● **Task instructions**
Among the records below, find the lines that hold the word "true" and report how many there are, with no other words.

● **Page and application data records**
☆ ☆ ☆ ☆

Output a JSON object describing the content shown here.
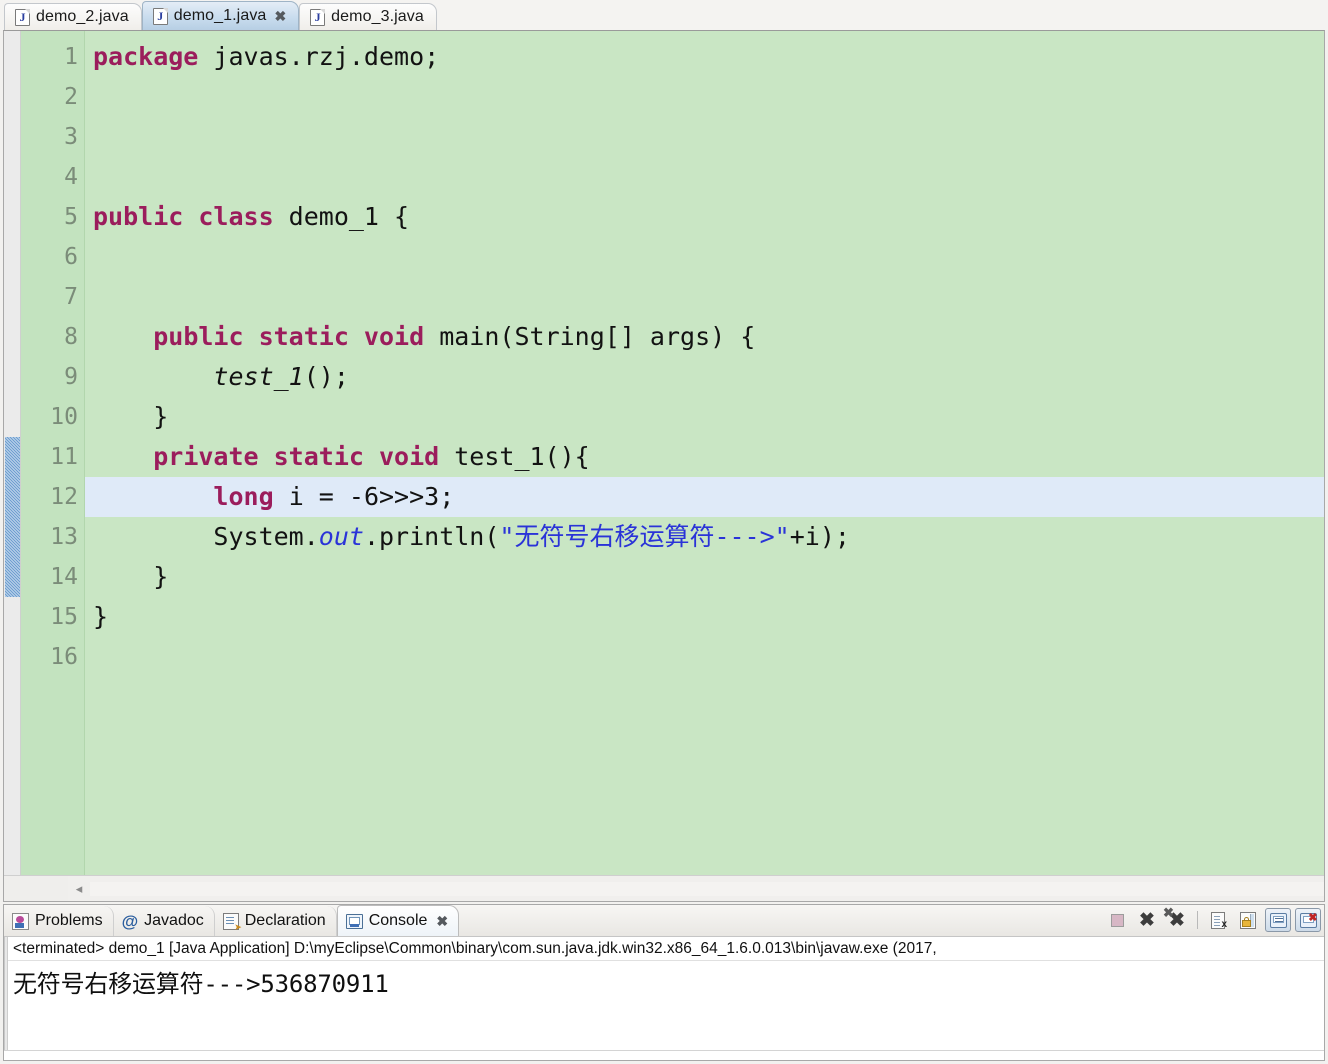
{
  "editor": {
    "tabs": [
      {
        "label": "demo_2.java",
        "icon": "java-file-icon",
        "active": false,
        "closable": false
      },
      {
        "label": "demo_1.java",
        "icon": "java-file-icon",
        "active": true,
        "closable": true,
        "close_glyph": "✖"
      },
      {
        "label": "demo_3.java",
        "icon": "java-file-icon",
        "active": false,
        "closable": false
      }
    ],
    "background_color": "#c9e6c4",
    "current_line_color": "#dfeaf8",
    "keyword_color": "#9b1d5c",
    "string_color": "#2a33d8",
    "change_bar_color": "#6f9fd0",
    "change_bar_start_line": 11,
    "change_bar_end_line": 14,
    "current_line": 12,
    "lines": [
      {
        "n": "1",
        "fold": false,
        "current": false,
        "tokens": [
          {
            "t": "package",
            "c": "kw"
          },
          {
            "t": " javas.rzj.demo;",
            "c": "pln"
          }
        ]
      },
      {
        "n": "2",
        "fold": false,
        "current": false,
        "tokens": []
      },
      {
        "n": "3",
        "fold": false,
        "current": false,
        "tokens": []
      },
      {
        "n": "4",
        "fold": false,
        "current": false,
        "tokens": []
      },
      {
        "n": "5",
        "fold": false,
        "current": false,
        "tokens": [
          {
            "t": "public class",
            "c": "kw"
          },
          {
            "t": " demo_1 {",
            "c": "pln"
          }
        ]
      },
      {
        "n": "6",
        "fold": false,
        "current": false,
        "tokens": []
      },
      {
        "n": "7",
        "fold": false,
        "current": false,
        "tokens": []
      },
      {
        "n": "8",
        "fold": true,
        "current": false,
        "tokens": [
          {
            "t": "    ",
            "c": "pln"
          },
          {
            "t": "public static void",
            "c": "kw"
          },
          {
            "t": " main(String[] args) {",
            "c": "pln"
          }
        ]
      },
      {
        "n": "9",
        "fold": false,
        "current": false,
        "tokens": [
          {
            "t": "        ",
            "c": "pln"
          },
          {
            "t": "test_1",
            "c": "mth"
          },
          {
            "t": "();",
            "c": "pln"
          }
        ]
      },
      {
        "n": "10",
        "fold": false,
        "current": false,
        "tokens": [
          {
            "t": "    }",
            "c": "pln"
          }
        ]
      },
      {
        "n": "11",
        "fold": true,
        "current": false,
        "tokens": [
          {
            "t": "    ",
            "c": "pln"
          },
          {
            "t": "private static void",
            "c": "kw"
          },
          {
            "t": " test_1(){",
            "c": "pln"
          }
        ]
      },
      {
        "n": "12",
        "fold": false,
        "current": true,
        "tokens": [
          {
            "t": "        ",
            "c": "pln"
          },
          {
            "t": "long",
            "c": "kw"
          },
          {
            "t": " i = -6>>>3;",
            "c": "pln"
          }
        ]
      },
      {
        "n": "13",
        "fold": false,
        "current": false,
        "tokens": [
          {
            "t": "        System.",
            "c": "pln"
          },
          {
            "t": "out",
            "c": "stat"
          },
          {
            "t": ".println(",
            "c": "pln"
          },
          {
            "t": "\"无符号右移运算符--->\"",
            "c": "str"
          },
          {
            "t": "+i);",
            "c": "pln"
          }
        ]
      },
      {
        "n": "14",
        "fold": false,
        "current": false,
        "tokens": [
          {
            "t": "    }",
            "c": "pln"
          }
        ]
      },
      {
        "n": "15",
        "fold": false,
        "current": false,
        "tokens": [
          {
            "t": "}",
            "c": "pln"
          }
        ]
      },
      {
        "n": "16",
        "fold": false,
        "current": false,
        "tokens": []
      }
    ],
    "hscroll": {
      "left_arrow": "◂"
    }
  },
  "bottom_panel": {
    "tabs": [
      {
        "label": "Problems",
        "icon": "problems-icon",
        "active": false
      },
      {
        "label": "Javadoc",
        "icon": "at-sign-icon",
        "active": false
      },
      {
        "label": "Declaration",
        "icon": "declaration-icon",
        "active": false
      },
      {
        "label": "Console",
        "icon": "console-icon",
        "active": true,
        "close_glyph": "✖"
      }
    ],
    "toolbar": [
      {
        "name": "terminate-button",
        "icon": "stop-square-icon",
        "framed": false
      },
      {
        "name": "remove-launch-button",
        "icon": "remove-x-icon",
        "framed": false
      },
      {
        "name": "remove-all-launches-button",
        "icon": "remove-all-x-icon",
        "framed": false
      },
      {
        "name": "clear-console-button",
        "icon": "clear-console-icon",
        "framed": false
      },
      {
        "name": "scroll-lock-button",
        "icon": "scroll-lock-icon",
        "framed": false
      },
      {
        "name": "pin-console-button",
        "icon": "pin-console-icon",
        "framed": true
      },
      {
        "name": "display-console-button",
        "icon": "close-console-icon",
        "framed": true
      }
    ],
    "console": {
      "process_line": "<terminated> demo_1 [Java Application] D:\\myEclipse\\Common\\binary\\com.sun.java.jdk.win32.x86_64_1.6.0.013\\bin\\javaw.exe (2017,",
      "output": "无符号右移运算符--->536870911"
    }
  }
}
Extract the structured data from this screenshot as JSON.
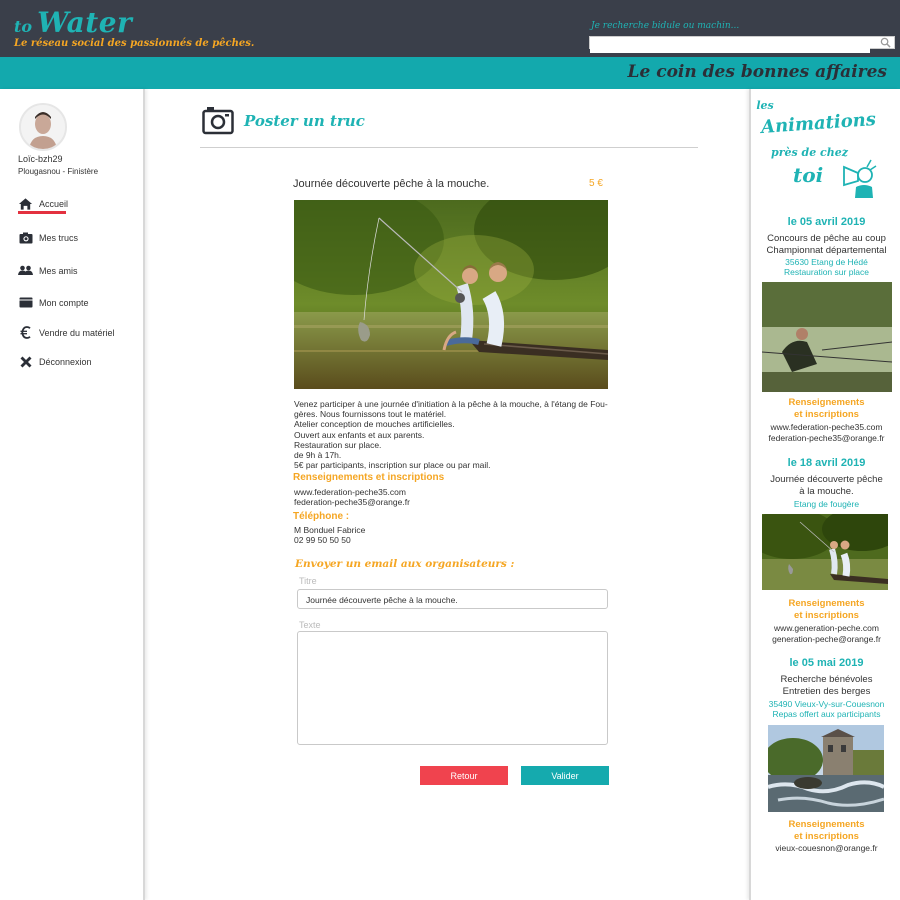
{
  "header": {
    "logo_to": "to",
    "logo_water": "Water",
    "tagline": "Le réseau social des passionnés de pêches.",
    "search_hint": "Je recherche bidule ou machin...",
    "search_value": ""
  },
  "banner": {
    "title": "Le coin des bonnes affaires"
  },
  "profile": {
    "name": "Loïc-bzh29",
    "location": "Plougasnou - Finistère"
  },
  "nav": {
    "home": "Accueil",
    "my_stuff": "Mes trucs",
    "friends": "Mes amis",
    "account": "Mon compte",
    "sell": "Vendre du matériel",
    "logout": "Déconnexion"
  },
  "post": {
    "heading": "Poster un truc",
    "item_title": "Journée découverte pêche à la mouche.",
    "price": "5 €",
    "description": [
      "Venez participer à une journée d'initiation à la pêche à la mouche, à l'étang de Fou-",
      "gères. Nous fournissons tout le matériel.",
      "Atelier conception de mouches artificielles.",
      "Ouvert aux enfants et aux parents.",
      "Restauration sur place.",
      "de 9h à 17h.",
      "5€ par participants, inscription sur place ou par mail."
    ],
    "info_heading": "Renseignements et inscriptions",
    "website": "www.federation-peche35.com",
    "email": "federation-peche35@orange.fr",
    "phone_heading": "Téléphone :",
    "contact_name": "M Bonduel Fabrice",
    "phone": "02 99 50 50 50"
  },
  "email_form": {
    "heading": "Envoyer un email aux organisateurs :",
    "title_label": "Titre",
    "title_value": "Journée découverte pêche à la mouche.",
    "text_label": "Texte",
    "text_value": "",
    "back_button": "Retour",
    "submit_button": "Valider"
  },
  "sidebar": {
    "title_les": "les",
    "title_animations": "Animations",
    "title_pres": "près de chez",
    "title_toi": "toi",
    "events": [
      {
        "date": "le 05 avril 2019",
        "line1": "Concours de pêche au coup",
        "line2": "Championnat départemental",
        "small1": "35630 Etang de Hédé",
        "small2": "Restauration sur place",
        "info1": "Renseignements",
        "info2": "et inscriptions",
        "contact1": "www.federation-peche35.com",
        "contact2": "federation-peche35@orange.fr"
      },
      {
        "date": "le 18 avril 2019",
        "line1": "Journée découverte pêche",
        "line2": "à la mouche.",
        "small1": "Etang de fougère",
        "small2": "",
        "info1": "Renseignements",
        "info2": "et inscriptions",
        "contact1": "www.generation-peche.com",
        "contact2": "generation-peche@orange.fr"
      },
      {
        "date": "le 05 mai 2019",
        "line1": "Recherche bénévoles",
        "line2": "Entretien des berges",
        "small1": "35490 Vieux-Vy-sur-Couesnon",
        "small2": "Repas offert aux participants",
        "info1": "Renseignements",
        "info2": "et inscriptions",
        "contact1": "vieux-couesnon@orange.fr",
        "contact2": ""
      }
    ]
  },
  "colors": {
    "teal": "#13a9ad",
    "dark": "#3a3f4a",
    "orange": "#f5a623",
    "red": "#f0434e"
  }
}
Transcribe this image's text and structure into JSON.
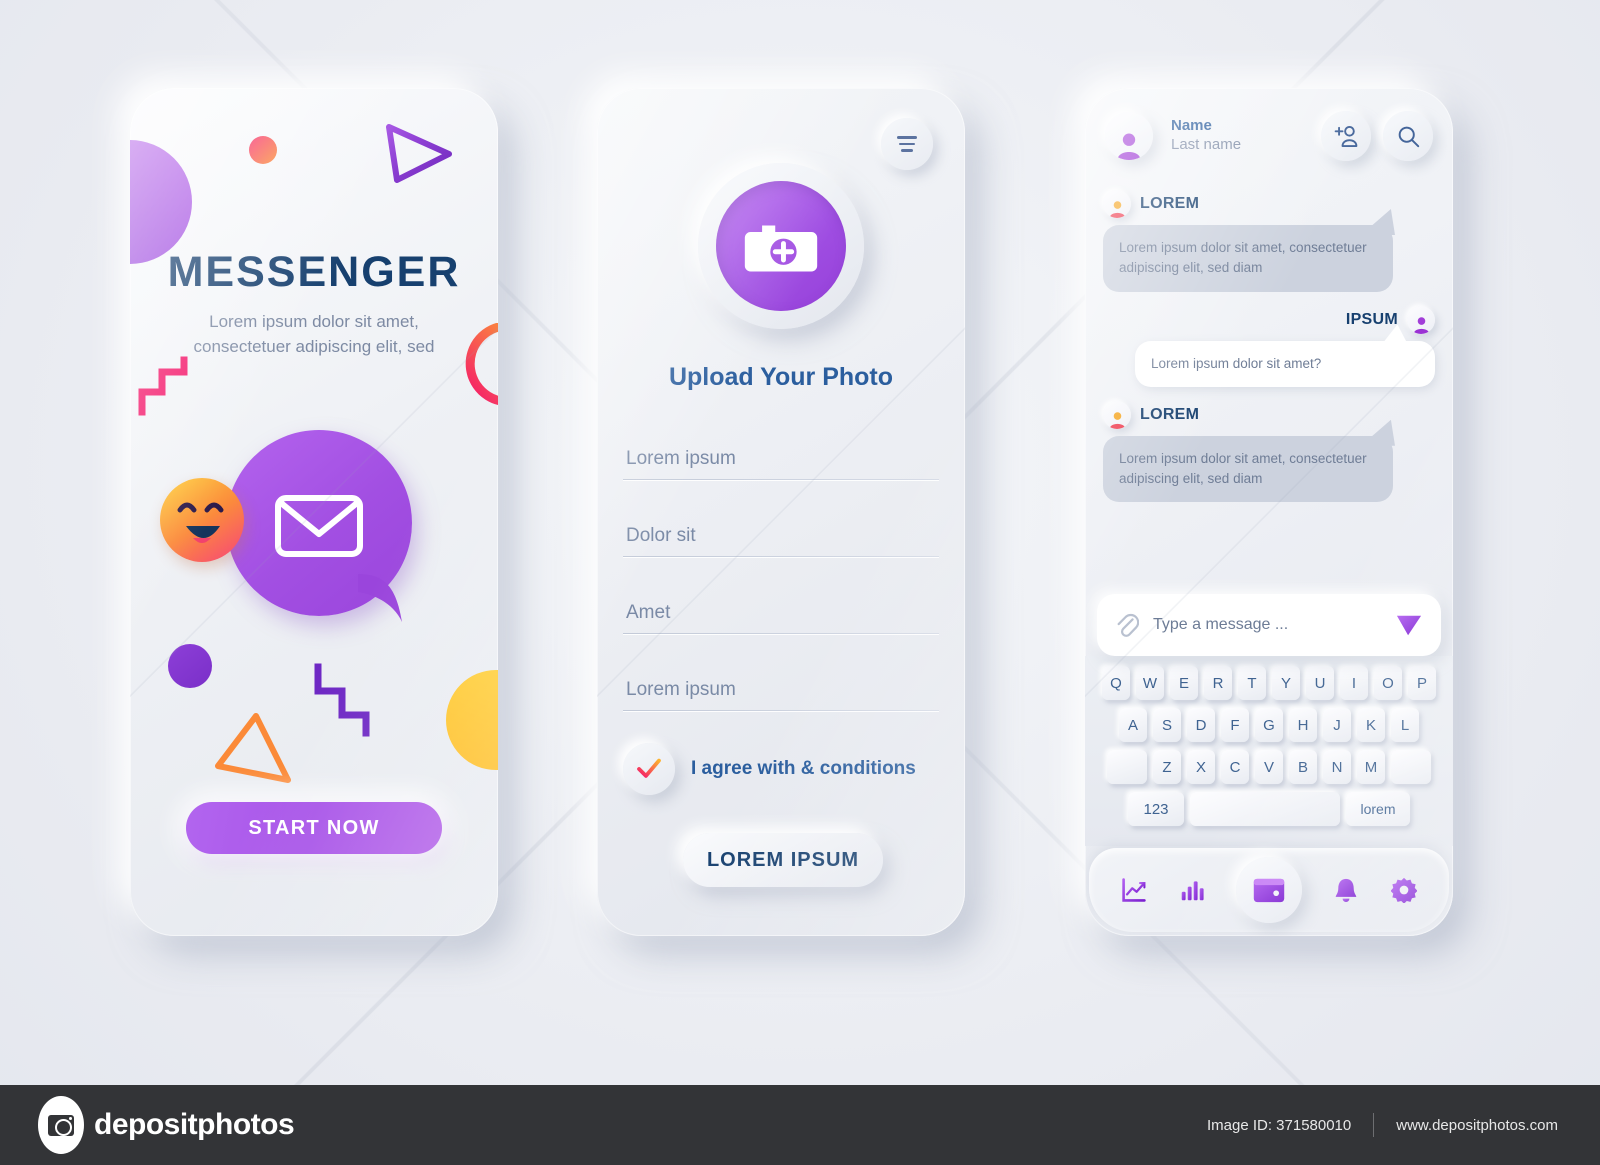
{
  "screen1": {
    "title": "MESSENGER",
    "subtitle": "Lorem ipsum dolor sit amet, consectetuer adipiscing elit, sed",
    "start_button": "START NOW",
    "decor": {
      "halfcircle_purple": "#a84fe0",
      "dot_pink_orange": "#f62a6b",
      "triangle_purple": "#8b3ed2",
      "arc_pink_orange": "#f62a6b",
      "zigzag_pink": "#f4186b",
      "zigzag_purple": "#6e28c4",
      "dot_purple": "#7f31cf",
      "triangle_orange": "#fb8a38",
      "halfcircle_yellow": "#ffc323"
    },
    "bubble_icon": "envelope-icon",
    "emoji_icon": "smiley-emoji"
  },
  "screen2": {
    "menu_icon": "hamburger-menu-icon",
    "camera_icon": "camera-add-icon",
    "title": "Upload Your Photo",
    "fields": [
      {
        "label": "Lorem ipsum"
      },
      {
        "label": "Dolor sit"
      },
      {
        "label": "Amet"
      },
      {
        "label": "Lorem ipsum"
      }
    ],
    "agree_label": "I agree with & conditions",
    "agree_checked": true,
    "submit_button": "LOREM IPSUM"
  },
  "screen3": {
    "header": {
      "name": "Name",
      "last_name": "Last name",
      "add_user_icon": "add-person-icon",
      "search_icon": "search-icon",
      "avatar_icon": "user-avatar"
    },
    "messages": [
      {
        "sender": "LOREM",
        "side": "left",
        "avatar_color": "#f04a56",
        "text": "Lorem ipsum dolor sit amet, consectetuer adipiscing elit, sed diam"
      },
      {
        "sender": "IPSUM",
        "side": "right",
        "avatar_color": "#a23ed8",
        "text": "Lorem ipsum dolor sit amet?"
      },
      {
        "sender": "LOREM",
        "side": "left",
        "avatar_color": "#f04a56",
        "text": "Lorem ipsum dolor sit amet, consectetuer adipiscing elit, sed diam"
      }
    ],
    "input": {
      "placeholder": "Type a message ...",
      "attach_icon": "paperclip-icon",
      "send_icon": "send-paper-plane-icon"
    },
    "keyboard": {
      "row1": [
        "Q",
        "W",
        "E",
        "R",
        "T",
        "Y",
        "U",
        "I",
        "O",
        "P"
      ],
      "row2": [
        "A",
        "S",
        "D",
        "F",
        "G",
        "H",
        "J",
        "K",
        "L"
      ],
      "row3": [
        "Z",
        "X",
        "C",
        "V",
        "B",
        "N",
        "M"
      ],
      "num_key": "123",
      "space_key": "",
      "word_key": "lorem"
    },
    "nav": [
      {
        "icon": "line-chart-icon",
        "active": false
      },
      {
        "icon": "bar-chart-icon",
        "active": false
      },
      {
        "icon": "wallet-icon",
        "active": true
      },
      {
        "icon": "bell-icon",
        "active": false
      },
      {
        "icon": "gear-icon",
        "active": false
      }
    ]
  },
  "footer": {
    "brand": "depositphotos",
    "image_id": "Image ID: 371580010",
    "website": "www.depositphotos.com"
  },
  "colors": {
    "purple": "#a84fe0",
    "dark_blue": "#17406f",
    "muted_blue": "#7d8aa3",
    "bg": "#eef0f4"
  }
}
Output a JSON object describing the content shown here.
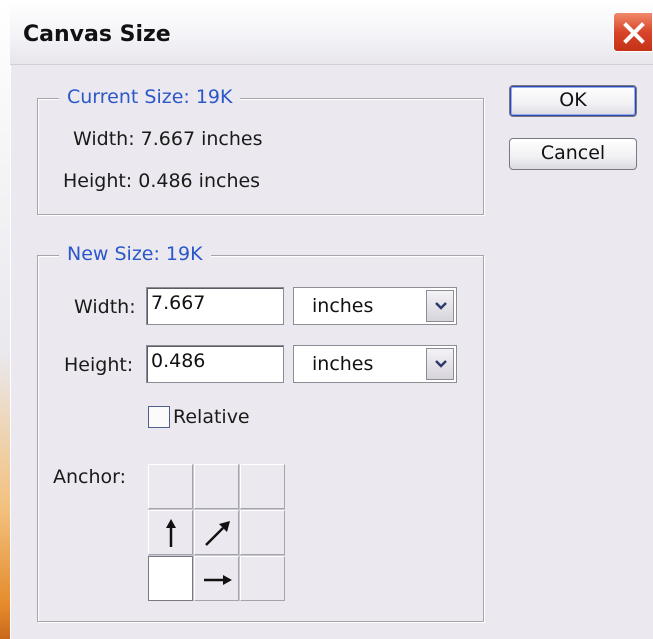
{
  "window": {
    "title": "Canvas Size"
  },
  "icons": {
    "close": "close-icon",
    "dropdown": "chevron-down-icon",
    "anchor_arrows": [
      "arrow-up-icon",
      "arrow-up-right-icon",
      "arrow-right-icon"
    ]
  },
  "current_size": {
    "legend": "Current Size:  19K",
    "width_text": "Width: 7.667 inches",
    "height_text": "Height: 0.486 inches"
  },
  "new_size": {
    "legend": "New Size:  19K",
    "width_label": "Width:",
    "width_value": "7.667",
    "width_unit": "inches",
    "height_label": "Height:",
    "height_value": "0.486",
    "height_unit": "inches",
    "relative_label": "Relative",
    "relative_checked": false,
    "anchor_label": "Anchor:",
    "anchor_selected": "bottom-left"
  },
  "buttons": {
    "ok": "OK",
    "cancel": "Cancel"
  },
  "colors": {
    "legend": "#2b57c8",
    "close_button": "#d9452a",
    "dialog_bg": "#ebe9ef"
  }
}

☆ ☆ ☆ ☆

● **Solution**
10